▸ Task brief
Check every line of the entries below for the word "address", and copy the ones that have it.

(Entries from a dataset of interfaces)
+ + + + +
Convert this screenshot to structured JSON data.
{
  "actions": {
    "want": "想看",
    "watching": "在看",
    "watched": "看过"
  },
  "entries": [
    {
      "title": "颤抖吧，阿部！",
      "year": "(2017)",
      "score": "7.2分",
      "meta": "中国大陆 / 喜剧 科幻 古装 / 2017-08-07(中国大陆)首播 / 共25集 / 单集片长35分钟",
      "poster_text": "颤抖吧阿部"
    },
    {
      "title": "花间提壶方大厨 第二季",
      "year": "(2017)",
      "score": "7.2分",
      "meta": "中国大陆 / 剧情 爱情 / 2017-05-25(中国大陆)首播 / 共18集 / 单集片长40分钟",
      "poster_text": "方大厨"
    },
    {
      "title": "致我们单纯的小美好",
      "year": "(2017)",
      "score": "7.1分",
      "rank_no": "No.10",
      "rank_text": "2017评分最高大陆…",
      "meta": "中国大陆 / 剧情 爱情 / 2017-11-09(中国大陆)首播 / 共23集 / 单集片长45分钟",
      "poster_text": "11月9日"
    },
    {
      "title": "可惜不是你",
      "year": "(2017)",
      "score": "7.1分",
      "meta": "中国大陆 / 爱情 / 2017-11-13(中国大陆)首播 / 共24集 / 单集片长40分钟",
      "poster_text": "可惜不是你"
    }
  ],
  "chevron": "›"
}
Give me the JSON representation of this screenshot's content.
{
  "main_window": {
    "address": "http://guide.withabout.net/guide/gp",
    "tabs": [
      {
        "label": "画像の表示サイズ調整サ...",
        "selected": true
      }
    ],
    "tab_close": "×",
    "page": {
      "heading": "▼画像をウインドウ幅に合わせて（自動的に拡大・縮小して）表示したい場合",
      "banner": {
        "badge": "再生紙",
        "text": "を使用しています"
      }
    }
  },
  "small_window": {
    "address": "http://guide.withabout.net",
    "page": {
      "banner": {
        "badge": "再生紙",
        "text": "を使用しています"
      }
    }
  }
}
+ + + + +
▸ Exercise response
    "address": "http://guide.withabout.net/guide/gp",
    "address": "http://guide.withabout.net",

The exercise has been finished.